Dr. Virginia Lewis, a former middle-school math teacher, analyzed 2007 and 2008 SOL test results for sixth, seventh and eighth grades to explain why students selected incorrect choices. The study, which she conducted for her doctoral dissertation, has since been presented at state and national conferences. The study provides information teachers could use to improve mathematics instruction.
"The most important thing I learned, and what I found most surprising, is the extent to which students are making problem-solving errors, which, depending on grade level, accounted for between 28 and 42 percent of incorrect responses," said Lewis. "I do not think teachers and principals are aware of the impact poor problem-solving skills has on their scores."
Students who answered incorrectly due to problem-solving errors incorrectly analyzed problem conditions or did not exercise "monitoring and control"—looking back over the process used to find their solution. "In other words, they are not reflecting on the problem," said Lewis.
"The best example of this is a problem about two shops selling T-shirts at different prices—the difference was 50 cents—the problem asks the student to determine the difference in total price if you buy four shirts. Twenty-five percent of sixth grade students chose 50 cents, instead of two dollars.
"They were able to correctly perform the decimal subtraction to find 50 cents but they let go mentally of the next step and did not multiply by four since you are buying four shirts. Once they solved the problem, they did not reflect on their process and the original question posed."
Teachers should focus on problem solving all year and across all content strands, said Lewis. "Because problem-solving impacts scores in all content strands, teachers will get a double dip when they focus instruction on developing problem-solving abilities. Teachers often focus on specific content, not broader, generalized processes like problem solving."
Conceptual errors—due to a lack of understanding of concepts and how concepts are related to each other—accounted for between 43 and 59 percent of incorrect responses, depending on grade level, which includes concepts from all of the content strands. "To reduce the percentage of conceptual errors, teachers need specific information about which concepts—i.e., fraction, perimeter, properties, mean, et cetera—within each of these strands is causing students difficulty."
"Even though students of mixed ability are incorrect with varying frequency, when they are incorrect, they are incorrect for the same reasons," said Lewis. "The percentage of incorrect responses due to conceptual or problem-solving errors was similar across all grade levels and pass levels, which surprised me. Some teachers might think advanced students do not need to improve their problem-solving abilities, but students at all pass levels will benefit from problem-based instruction."
Lewis also found procedural errors, which she described as errors when using mathematical routines, accounted for a surprisingly small percentage [10-16 percent] of incorrect responses. "Ironically, procedures are often the focus of mathematics instruction," she said.
The topic of Lewis’ dissertation, which she earned in 2011 at the University of Virginia, was prompted by her experience as a middle-school teacher in Powhatan County from 1998-2004.

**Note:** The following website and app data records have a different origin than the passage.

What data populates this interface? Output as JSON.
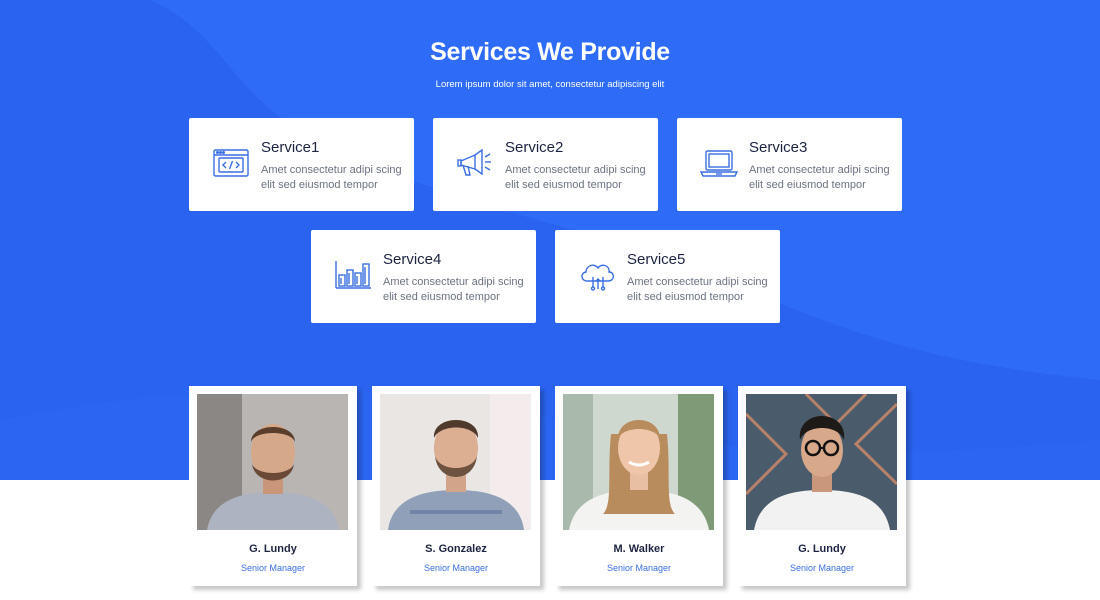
{
  "colors": {
    "brand": "#2e6bf6",
    "card": "#ffffff",
    "heading": "#1c2440",
    "role": "#3c6fe0"
  },
  "section": {
    "title": "Services We Provide",
    "subtitle": "Lorem ipsum dolor sit amet, consectetur adipiscing elit"
  },
  "services": [
    {
      "name": "Service1",
      "desc": "Amet consectetur adipi scing elit sed eiusmod tempor",
      "icon": "code-window-icon"
    },
    {
      "name": "Service2",
      "desc": "Amet consectetur adipi scing elit sed eiusmod tempor",
      "icon": "megaphone-icon"
    },
    {
      "name": "Service3",
      "desc": "Amet consectetur adipi scing elit sed eiusmod tempor",
      "icon": "laptop-icon"
    },
    {
      "name": "Service4",
      "desc": "Amet consectetur adipi scing elit sed eiusmod tempor",
      "icon": "bar-chart-icon"
    },
    {
      "name": "Service5",
      "desc": "Amet consectetur adipi scing elit sed eiusmod tempor",
      "icon": "cloud-icon"
    }
  ],
  "team": [
    {
      "name": "G. Lundy",
      "role": "Senior Manager"
    },
    {
      "name": "S. Gonzalez",
      "role": "Senior Manager"
    },
    {
      "name": "M. Walker",
      "role": "Senior Manager"
    },
    {
      "name": "G. Lundy",
      "role": "Senior Manager"
    }
  ]
}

"Nobody then was talking about why students miss questions; just that they do miss questions," she said. "That was the time when SOLs were getting ramped up, and we were always being told, ‘We need to improve the scores,’ but there was not a lot of good information on how to improve the scores. We became very frustrated. You want to get better but do not know how to get better."

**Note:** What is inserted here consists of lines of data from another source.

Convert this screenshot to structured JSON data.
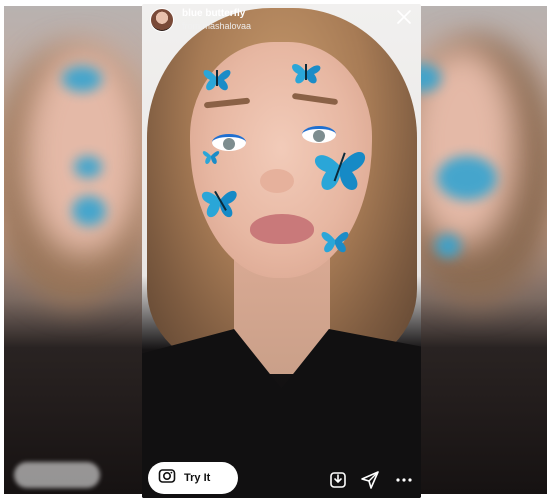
{
  "header": {
    "effect_name": "blue butterfly",
    "creator": "from mashalovaa"
  },
  "footer": {
    "try_it_label": "Try It"
  },
  "icons": {
    "close": "close-icon",
    "camera": "camera-icon",
    "save": "save-icon",
    "send": "send-icon",
    "more": "more-icon"
  },
  "colors": {
    "butterfly_blue": "#2aa6d8",
    "shirt": "#111011",
    "hair": "#a77b55"
  }
}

Lewis, who received her bachelor’s degree at Longwood, prepares elementary and middle-school mathematics teachers. She has presented her findings at meetings of the National Council of Teachers of Mathematics and the Virginia Council of Teachers of Mathematics.